While grief may seem to only impact a handful of returning k-12 students, it’s a misconception that most students are entering this school year without having experienced significant loss. That loss can be seen in the chained up playgrounds, the silent sports fields, and on the half covered faces of children in masks. Kids nationwide are coping with the loss of normalcy and a shaken sense of safety. Nothing about the rapidly approaching school years seems clear, except for the certainty that very little will be the same as it was. Kids will be restricted in terms of who they can interact with, how they can interact, and where they’ll socialize.
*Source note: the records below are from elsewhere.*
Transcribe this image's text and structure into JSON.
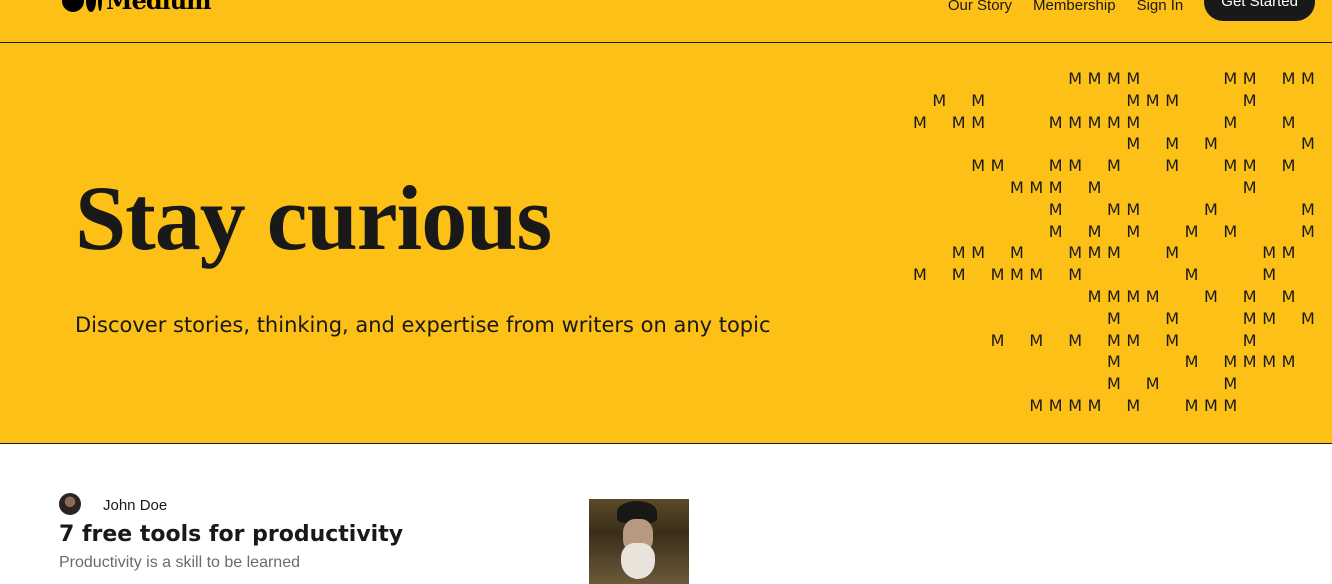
{
  "header": {
    "logo_text": "Medium",
    "nav": [
      "Our Story",
      "Membership",
      "Sign In"
    ],
    "cta": "Get Started"
  },
  "hero": {
    "title": "Stay curious",
    "subtitle": "Discover stories, thinking, and expertise from writers on any topic",
    "pattern_glyph": "M"
  },
  "post": {
    "author": "John Doe",
    "title": "7 free tools for productivity",
    "subtitle": "Productivity is a skill to be learned"
  },
  "colors": {
    "brand_yellow": "#fcc017",
    "text": "#191919",
    "muted": "#6b6b6b"
  }
}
If you’ve ever spoken to us at Harbor Lights – or to just about any other mental health professional, for that matter – you’ve likely heard us talk about routine and structure. That’s because routine is central to our mental health, especially when dealing with grief. When we are grieving, structure has a powerful ability to help with the healing process: predictability, social interaction, the prioritizing of self-care, and regulated sleeping/eating are all central to grounding us in our reality and create stability at a time that feels out of control.
For kids who are learning about their surroundings and how ‘to be’ in the world, routine and structure also provide a sense of safety. They’re able to make sense of the world through their beliefs about how it works, which are based on previous experiences. This security comes from a range of expectations: everything from ‘I wake up at 6:15 so that I can brush my teeth, get dressed, and eat breakfast before the bus comes at 7:15’ to ‘If I need help, my mom, my teachers, and my friends will be there for me, because they have been in the past.’
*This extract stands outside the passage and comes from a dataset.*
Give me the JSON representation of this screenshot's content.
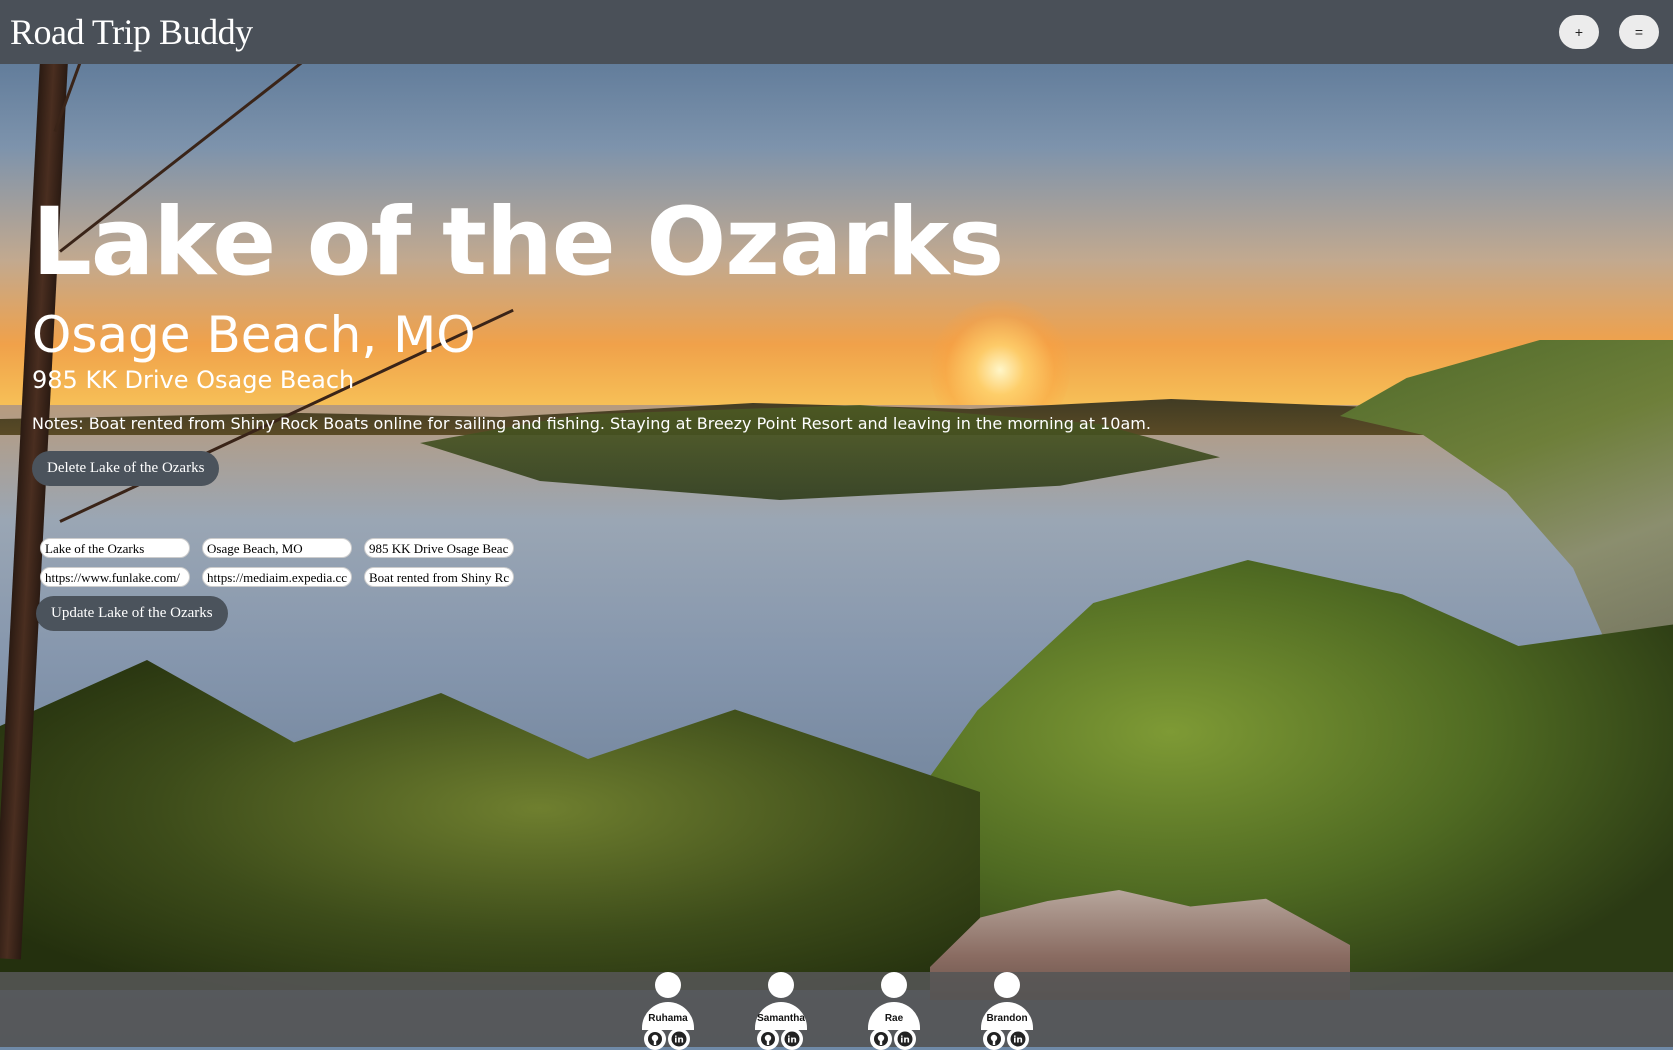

While structure and a sense of safety are crucial aspects of healing, they are often also some of the first things to go after a loss: kids don’t go to school and participate in their usual activities, homework may be optional, and rules at home become more relaxed. We tell parents all the time to fight that feeling that everything is out of control, and instead to prioritize structure. That will help parents and children alike to ‘navigate the storm.’
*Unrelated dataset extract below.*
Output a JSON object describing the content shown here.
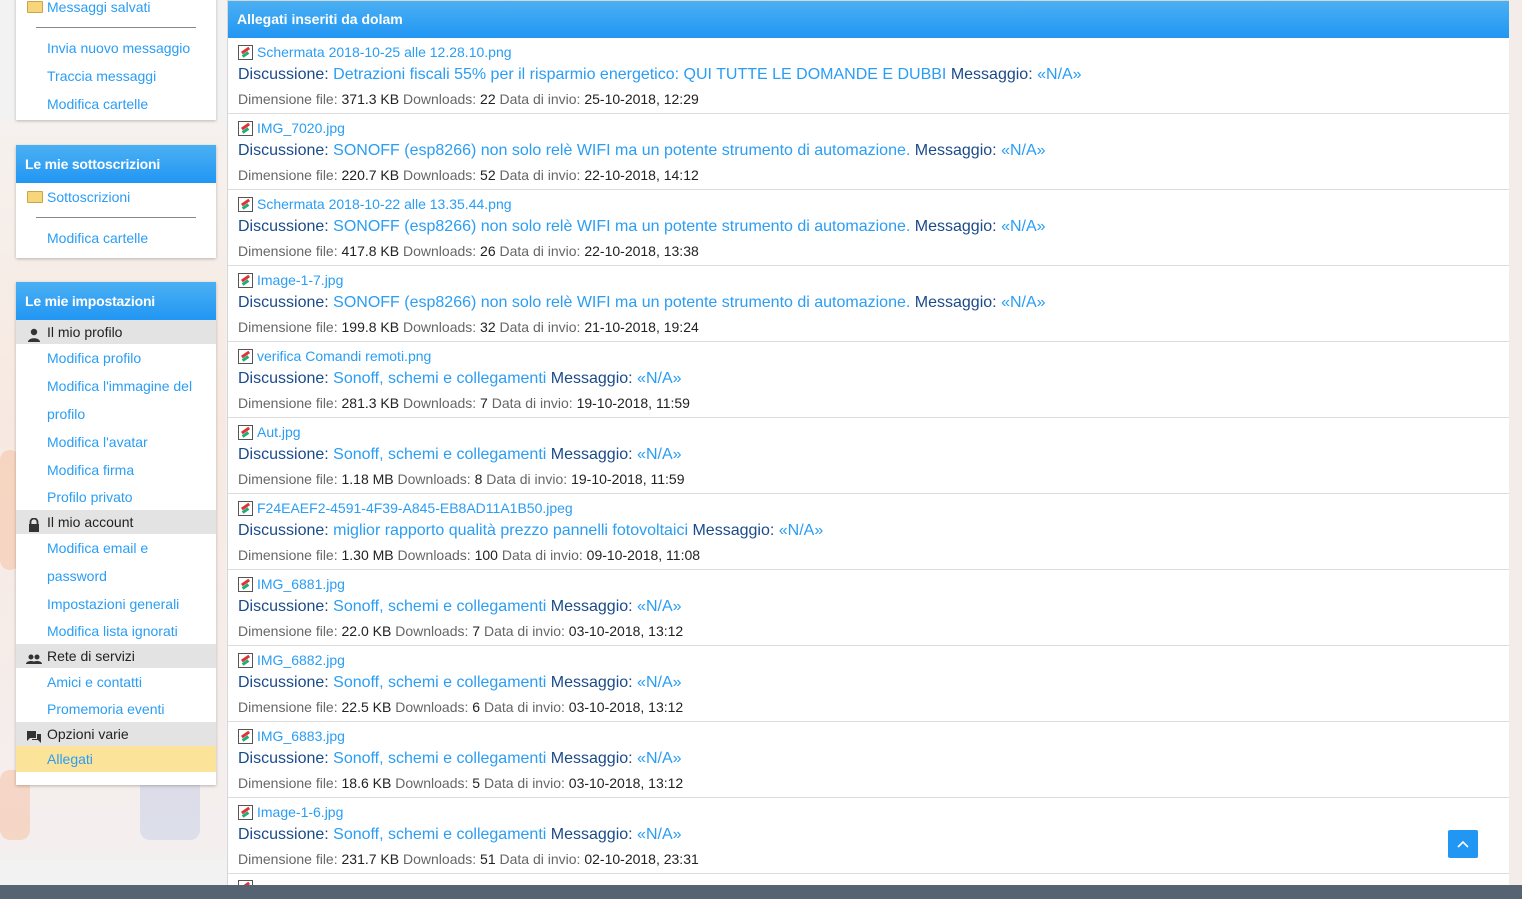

What does life look like now that normalcy has been lost? Frankly, it looks a lot like grief. Therefore, just as with other losses, routine and structure need to be priorities. Though creating structure is hard to do under normal circumstances, and might seem especially challenging during the pandemic, it’s crucial in helping our kids to heal and thrive.